Lubman received the award at a reception
in Jerome Greene Hall’s Drapkin Lounge on Jan. 3. Dean David M. Schizer and Benjamin L. Liebman
, the Robert L. Lieff Professor of Law and director of the Center for Chinese Legal Studies at Columbia Law School, presided over the ceremony, which drew members of the faculty and dozens of alumni and friends of the Law School—despite the first major winter snowstorm of the New Year. Lubman’s family was also in attendance. The event was held in conjunction with the annual meeting of the Association of American Law Schools.
|Stanley Lubman '58 received the Distinguished Columbian in Teaching Award on Jan. 3.|

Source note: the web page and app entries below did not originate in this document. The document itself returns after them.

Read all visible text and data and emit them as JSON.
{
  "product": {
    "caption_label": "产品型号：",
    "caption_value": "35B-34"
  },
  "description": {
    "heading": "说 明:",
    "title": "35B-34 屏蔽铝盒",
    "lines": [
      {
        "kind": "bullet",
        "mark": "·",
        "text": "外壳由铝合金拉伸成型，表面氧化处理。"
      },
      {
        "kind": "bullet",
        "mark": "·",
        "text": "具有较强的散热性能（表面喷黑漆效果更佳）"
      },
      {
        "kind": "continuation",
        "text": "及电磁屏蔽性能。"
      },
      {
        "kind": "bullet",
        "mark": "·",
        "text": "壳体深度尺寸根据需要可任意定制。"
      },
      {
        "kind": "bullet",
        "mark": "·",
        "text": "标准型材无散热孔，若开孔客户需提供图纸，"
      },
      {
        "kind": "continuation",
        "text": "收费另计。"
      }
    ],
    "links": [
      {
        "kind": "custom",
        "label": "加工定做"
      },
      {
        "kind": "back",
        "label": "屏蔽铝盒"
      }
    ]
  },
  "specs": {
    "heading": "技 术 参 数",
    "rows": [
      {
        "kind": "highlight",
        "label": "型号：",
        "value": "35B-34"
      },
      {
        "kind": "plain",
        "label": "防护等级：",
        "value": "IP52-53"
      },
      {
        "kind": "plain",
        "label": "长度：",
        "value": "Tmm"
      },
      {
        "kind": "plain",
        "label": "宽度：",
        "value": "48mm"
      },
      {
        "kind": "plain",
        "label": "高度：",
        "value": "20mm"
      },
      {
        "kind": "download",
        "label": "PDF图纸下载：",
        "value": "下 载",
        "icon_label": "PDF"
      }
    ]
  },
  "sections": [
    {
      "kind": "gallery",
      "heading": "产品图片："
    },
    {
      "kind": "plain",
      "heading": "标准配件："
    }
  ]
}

Lubman, who holds an LL.B., LL.M., and J.S.D. from the Law School, is a senior fellow at The Honorable G. William and Ariadna Miller Institute for Global Challenges and the Law and a distinguished lecturer in residence at UC Berkeley School of Law. He has specialized in China as a scholar and as a practicing lawyer for more than 50 years. He began his teaching career with a seven-year stint at Berkeley starting in 1967. He then taught at Stanford, Yale, Columbia, Harvard, the University of Heidelberg, and the School of Oriental and African Studies at the University of London before returning to Berkeley in 2002.
In 2005, Columbia Law School honored Lubman by holding a conference in his honor that drew more than 60 scholars of Chinese law from North America, Europe, and China. The resulting papers were published in a special issue of the Columbia Journal of Asian Law.

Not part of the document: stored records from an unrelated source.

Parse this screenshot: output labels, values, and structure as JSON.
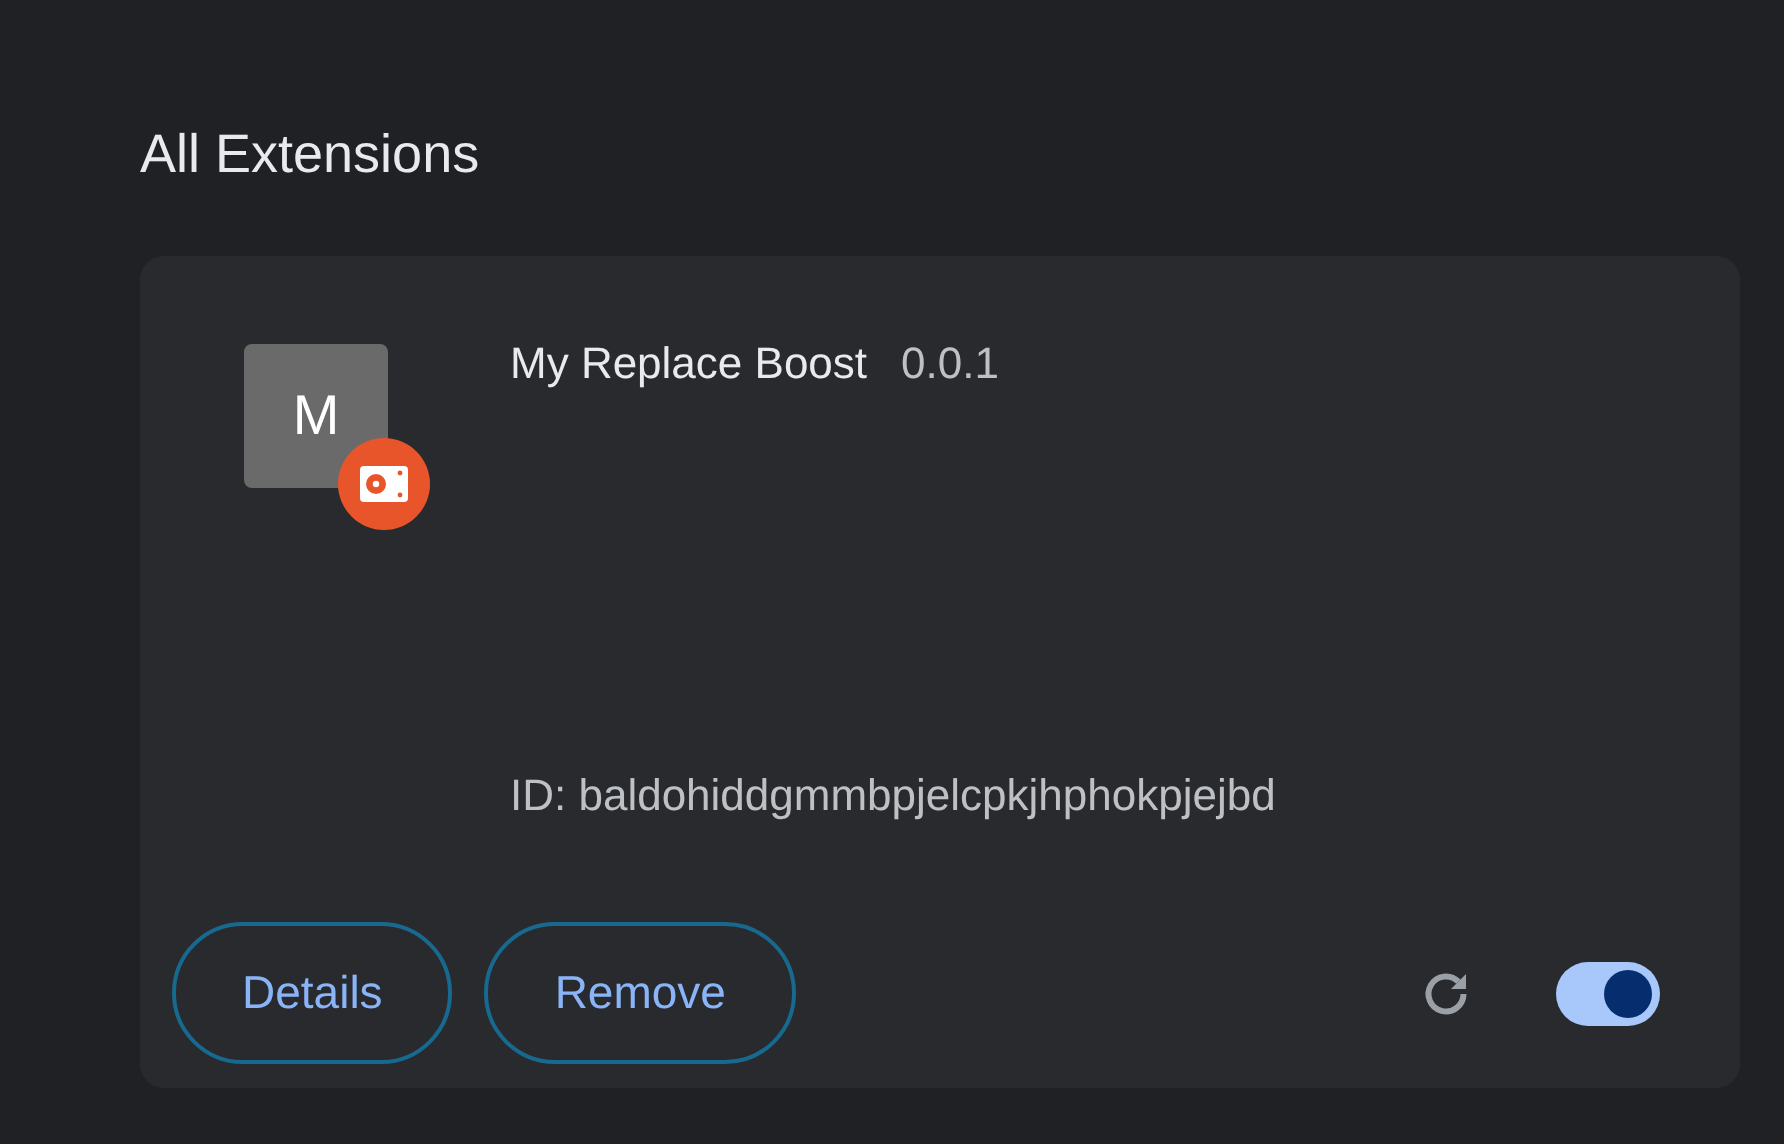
{
  "heading": "All Extensions",
  "extension": {
    "icon_letter": "M",
    "name": "My Replace Boost",
    "version": "0.0.1",
    "id": "ID: baldohiddgmmbpjelcpkjhphokpjejbd",
    "enabled": true
  },
  "buttons": [
    "Details",
    "Remove"
  ]
}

From 1972 to 1997, Lubman advised American, European, and Japanese clients on the People's Republic of China, and he also represented clients in disputes arbitrated by the China International Economic and Trade Arbitration Commission in Beijing. From 1978 to 1997, he headed the China practices at two major San Francisco law firms and a large English firm of solicitors. Since 1997, he has devoted his time to scholarly research, teaching, and non-profit activities.
Lubman also served as an adviser to The Asia Foundation. In that capacity, he organized committees of U.S. experts to consult with Chinese counterparts. He worked on a number of law reform projects in China related to administrative procedure, most recently one that would promote public participation in rule making by local governments and China's central government. Another project involved revision of China's land law to increase protection of citizens' land rights.

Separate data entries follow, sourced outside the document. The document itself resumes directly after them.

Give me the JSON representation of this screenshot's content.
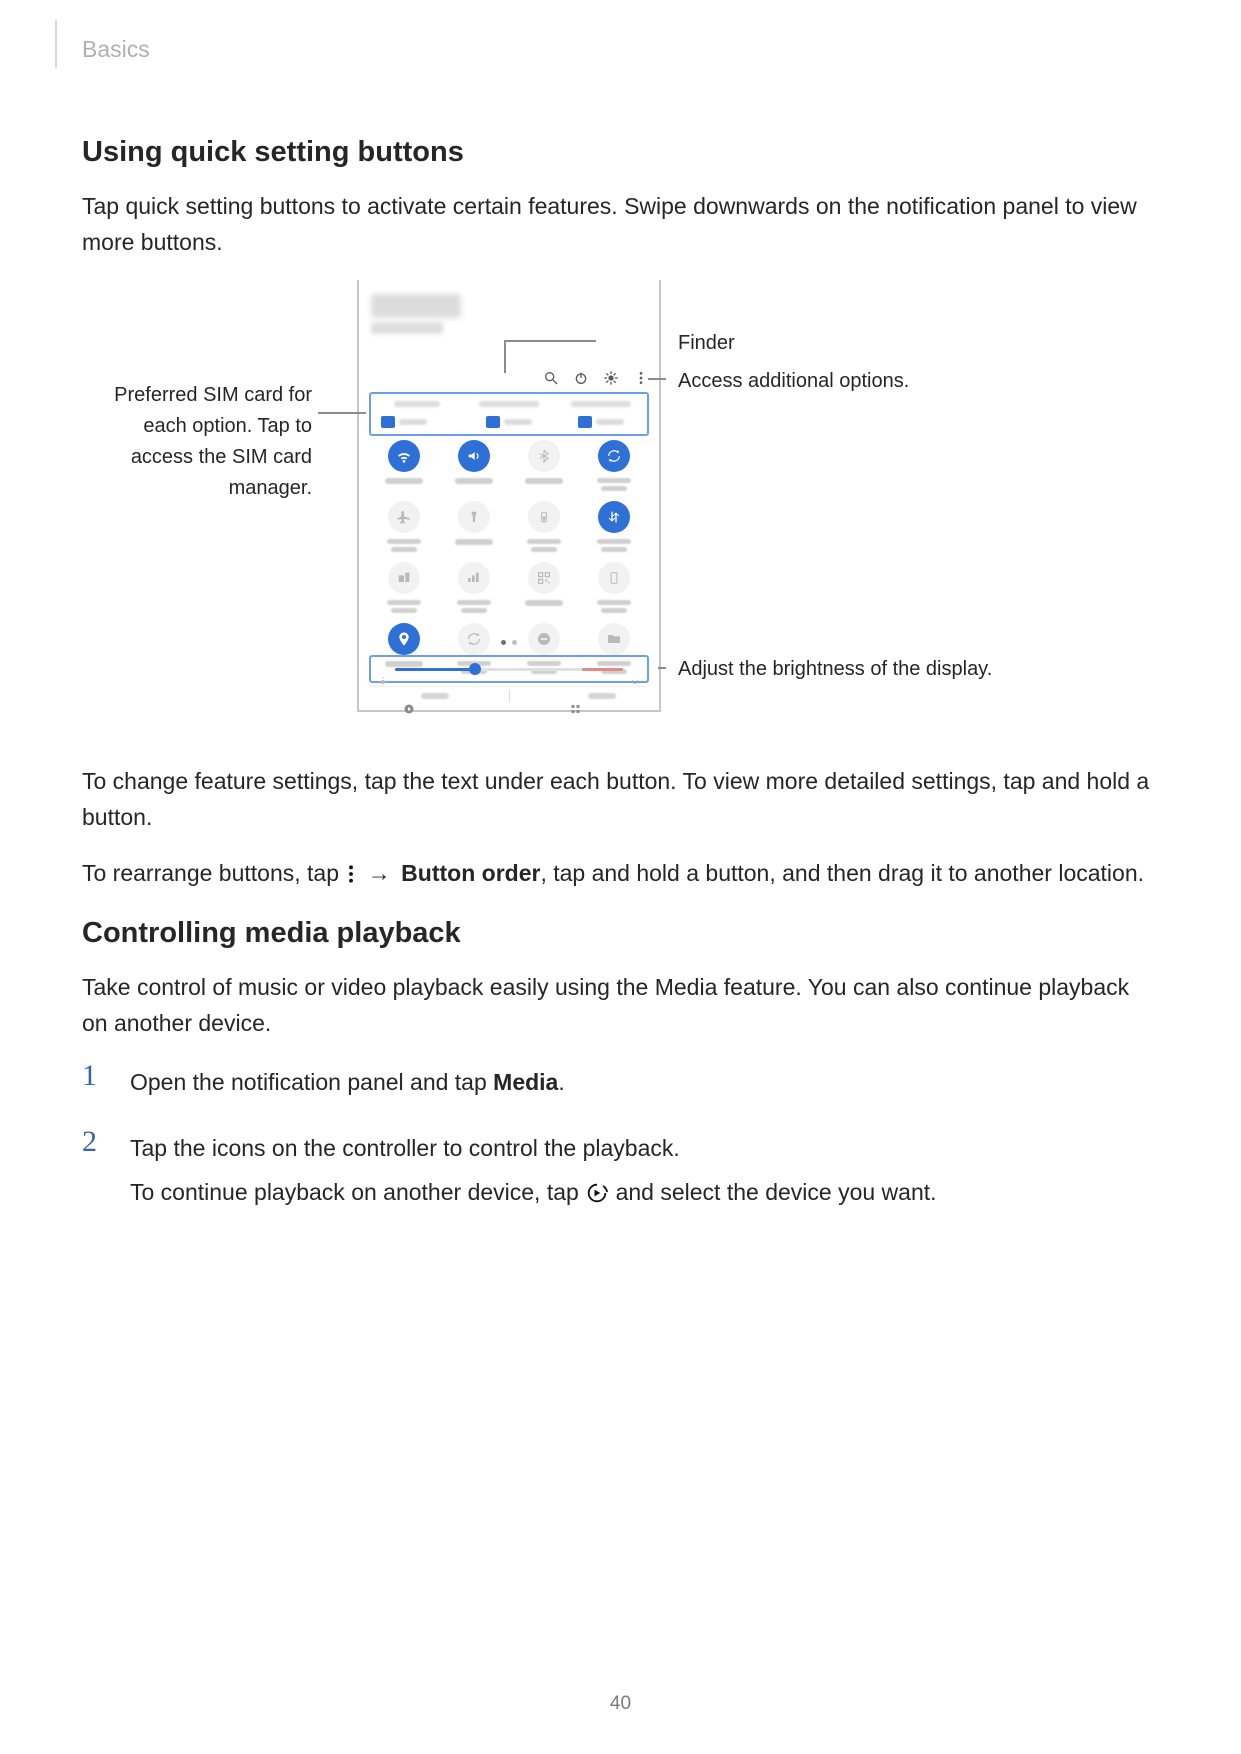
{
  "header": {
    "section": "Basics"
  },
  "h2a": "Using quick setting buttons",
  "p1": "Tap quick setting buttons to activate certain features. Swipe downwards on the notification panel to view more buttons.",
  "callouts": {
    "finder": "Finder",
    "options": "Access additional options.",
    "sim": "Preferred SIM card for each option. Tap to access the SIM card manager.",
    "brightness": "Adjust the brightness of the display."
  },
  "p2": "To change feature settings, tap the text under each button. To view more detailed settings, tap and hold a button.",
  "p3a": "To rearrange buttons, tap ",
  "p3b": " → ",
  "p3c": "Button order",
  "p3d": ", tap and hold a button, and then drag it to another location.",
  "h2b": "Controlling media playback",
  "p4": "Take control of music or video playback easily using the Media feature. You can also continue playback on another device.",
  "steps": {
    "s1": {
      "num": "1",
      "a": "Open the notification panel and tap ",
      "b": "Media",
      "c": "."
    },
    "s2": {
      "num": "2",
      "a": "Tap the icons on the controller to control the playback.",
      "cont_a": "To continue playback on another device, tap ",
      "cont_b": " and select the device you want."
    }
  },
  "page_number": "40",
  "quick_settings": {
    "tiles": [
      "wifi",
      "sound",
      "bluetooth",
      "auto-rotate",
      "flight-mode",
      "flashlight",
      "power-saving",
      "mobile-data",
      "mobile-hotspot",
      "performance",
      "qr-scanner",
      "dark-mode",
      "location",
      "sync",
      "dnd",
      "secure-folder"
    ],
    "active_indices": [
      0,
      1,
      3,
      7,
      12
    ]
  }
}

Lubman’s scholarly publications on Chinese law and related subjects have been widely published and include China's Legal Reforms (Lubman, ed.), Oxford University Press, 1996; Bird in a Cage: Legal Reform in China after Mao, (Stanford University Press, 2000); Engaging the Law in China: State, Society, and Possibilities for Justice (co-edited with Neil J. Diamant and Kevin O'Brien), Stanford University Press, 2005) and The Evolution of Law Reform in China: An Uncertain Path (Lubman, ed., Edward Elgar, 2012).
Lubman was trained as a China specialist in the United States and in Hong Kong for four years (1963-67) under grants from the Rockefeller Foundation, Columbia Law School, and the Foreign Area Fellowship Program of the Ford Foundation. In addition to his degrees from the Law School, he has an A.B. degree with honors in history from Columbia College. He also studied at the Faculty of Law and the Institute of Comparative Law of the University of Paris.
Presented annually, the Distinguished Columbian in Teaching Award honors graduates who, through excellence in teaching, scholarship and writing, as well as achievements in a chosen field, have brought distinction to the Law School and the faculties on which the individual has served.